» **Entries supplied**
——

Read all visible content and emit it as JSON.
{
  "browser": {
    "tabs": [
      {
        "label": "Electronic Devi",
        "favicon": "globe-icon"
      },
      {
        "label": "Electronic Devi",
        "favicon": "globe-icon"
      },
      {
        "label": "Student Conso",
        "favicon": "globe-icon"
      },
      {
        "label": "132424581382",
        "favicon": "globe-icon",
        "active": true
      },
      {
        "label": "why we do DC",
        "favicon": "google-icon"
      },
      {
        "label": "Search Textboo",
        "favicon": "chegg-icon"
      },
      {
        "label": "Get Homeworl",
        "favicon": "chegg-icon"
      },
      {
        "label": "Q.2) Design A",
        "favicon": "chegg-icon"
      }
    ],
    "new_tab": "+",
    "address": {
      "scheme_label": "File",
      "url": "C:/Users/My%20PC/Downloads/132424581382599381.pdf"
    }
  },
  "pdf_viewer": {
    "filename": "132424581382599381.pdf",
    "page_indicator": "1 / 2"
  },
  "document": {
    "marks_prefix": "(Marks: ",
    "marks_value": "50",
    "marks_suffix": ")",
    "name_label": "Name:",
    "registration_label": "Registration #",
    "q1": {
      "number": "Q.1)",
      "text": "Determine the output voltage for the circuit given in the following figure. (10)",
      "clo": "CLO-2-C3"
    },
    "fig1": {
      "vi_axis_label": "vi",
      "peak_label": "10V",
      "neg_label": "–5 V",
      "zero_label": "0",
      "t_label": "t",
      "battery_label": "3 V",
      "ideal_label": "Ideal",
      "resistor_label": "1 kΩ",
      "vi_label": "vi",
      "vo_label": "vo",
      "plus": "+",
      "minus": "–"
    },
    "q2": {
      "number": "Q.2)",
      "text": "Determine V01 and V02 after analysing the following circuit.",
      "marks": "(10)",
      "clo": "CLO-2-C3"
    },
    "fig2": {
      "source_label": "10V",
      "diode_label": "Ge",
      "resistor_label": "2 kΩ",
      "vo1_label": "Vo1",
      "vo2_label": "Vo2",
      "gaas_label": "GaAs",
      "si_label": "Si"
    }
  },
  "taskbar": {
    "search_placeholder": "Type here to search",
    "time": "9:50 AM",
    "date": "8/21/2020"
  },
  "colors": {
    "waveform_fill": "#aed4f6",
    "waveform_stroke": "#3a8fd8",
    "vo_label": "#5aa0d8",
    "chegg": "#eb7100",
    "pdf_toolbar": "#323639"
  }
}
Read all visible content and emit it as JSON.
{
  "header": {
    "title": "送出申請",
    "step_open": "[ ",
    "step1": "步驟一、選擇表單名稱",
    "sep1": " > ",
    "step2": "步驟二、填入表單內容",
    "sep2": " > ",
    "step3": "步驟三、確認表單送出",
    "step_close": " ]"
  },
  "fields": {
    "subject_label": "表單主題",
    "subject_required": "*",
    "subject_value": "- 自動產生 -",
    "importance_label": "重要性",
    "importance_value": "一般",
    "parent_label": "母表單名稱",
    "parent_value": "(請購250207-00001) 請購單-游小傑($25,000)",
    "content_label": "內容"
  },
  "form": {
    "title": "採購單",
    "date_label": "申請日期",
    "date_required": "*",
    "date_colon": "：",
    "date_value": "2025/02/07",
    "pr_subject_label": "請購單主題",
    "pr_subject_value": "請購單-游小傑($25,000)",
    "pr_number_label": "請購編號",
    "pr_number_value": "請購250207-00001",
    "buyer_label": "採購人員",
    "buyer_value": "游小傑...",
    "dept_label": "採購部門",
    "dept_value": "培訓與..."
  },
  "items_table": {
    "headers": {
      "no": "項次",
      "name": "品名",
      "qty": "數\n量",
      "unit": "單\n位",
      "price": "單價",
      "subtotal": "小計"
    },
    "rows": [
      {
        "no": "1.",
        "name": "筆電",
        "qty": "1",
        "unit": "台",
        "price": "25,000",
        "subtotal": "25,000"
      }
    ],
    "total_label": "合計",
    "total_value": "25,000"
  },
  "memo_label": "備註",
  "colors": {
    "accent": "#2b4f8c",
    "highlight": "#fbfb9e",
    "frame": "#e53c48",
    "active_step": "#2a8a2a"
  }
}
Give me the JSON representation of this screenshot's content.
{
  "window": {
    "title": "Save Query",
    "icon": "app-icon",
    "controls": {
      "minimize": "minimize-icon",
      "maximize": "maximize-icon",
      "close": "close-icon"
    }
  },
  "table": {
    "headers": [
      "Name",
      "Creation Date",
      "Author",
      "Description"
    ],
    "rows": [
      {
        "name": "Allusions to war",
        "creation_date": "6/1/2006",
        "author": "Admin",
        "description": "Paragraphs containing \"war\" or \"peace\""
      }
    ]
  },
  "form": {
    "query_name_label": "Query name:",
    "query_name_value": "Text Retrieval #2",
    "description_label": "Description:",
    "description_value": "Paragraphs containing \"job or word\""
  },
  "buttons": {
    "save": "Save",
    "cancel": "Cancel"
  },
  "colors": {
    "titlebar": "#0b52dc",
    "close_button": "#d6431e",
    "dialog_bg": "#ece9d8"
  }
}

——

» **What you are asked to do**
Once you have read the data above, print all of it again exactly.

» **Answer to this exercise**
Read all visible content and emit it as JSON.
{
  "browser": {
    "tabs": [
      {
        "label": "Electronic Devi",
        "favicon": "globe-icon"
      },
      {
        "label": "Electronic Devi",
        "favicon": "globe-icon"
      },
      {
        "label": "Student Conso",
        "favicon": "globe-icon"
      },
      {
        "label": "132424581382",
        "favicon": "globe-icon",
        "active": true
      },
      {
        "label": "why we do DC",
        "favicon": "google-icon"
      },
      {
        "label": "Search Textboo",
        "favicon": "chegg-icon"
      },
      {
        "label": "Get Homeworl",
        "favicon": "chegg-icon"
      },
      {
        "label": "Q.2) Design A",
        "favicon": "chegg-icon"
      }
    ],
    "new_tab": "+",
    "address": {
      "scheme_label": "File",
      "url": "C:/Users/My%20PC/Downloads/132424581382599381.pdf"
    }
  },
  "pdf_viewer": {
    "filename": "132424581382599381.pdf",
    "page_indicator": "1 / 2"
  },
  "document": {
    "marks_prefix": "(Marks: ",
    "marks_value": "50",
    "marks_suffix": ")",
    "name_label": "Name:",
    "registration_label": "Registration #",
    "q1": {
      "number": "Q.1)",
      "text": "Determine the output voltage for the circuit given in the following figure. (10)",
      "clo": "CLO-2-C3"
    },
    "fig1": {
      "vi_axis_label": "vi",
      "peak_label": "10V",
      "neg_label": "–5 V",
      "zero_label": "0",
      "t_label": "t",
      "battery_label": "3 V",
      "ideal_label": "Ideal",
      "resistor_label": "1 kΩ",
      "vi_label": "vi",
      "vo_label": "vo",
      "plus": "+",
      "minus": "–"
    },
    "q2": {
      "number": "Q.2)",
      "text": "Determine V01 and V02 after analysing the following circuit.",
      "marks": "(10)",
      "clo": "CLO-2-C3"
    },
    "fig2": {
      "source_label": "10V",
      "diode_label": "Ge",
      "resistor_label": "2 kΩ",
      "vo1_label": "Vo1",
      "vo2_label": "Vo2",
      "gaas_label": "GaAs",
      "si_label": "Si"
    }
  },
  "taskbar": {
    "search_placeholder": "Type here to search",
    "time": "9:50 AM",
    "date": "8/21/2020"
  },
  "colors": {
    "waveform_fill": "#aed4f6",
    "waveform_stroke": "#3a8fd8",
    "vo_label": "#5aa0d8",
    "chegg": "#eb7100",
    "pdf_toolbar": "#323639"
  }
}
Read all visible content and emit it as JSON.
{
  "header": {
    "title": "送出申請",
    "step_open": "[ ",
    "step1": "步驟一、選擇表單名稱",
    "sep1": " > ",
    "step2": "步驟二、填入表單內容",
    "sep2": " > ",
    "step3": "步驟三、確認表單送出",
    "step_close": " ]"
  },
  "fields": {
    "subject_label": "表單主題",
    "subject_required": "*",
    "subject_value": "- 自動產生 -",
    "importance_label": "重要性",
    "importance_value": "一般",
    "parent_label": "母表單名稱",
    "parent_value": "(請購250207-00001) 請購單-游小傑($25,000)",
    "content_label": "內容"
  },
  "form": {
    "title": "採購單",
    "date_label": "申請日期",
    "date_required": "*",
    "date_colon": "：",
    "date_value": "2025/02/07",
    "pr_subject_label": "請購單主題",
    "pr_subject_value": "請購單-游小傑($25,000)",
    "pr_number_label": "請購編號",
    "pr_number_value": "請購250207-00001",
    "buyer_label": "採購人員",
    "buyer_value": "游小傑...",
    "dept_label": "採購部門",
    "dept_value": "培訓與..."
  },
  "items_table": {
    "headers": {
      "no": "項次",
      "name": "品名",
      "qty": "數\n量",
      "unit": "單\n位",
      "price": "單價",
      "subtotal": "小計"
    },
    "rows": [
      {
        "no": "1.",
        "name": "筆電",
        "qty": "1",
        "unit": "台",
        "price": "25,000",
        "subtotal": "25,000"
      }
    ],
    "total_label": "合計",
    "total_value": "25,000"
  },
  "memo_label": "備註",
  "colors": {
    "accent": "#2b4f8c",
    "highlight": "#fbfb9e",
    "frame": "#e53c48",
    "active_step": "#2a8a2a"
  }
}
Give me the JSON representation of this screenshot's content.
{
  "window": {
    "title": "Save Query",
    "icon": "app-icon",
    "controls": {
      "minimize": "minimize-icon",
      "maximize": "maximize-icon",
      "close": "close-icon"
    }
  },
  "table": {
    "headers": [
      "Name",
      "Creation Date",
      "Author",
      "Description"
    ],
    "rows": [
      {
        "name": "Allusions to war",
        "creation_date": "6/1/2006",
        "author": "Admin",
        "description": "Paragraphs containing \"war\" or \"peace\""
      }
    ]
  },
  "form": {
    "query_name_label": "Query name:",
    "query_name_value": "Text Retrieval #2",
    "description_label": "Description:",
    "description_value": "Paragraphs containing \"job or word\""
  },
  "buttons": {
    "save": "Save",
    "cancel": "Cancel"
  },
  "colors": {
    "titlebar": "#0b52dc",
    "close_button": "#d6431e",
    "dialog_bg": "#ece9d8"
  }
}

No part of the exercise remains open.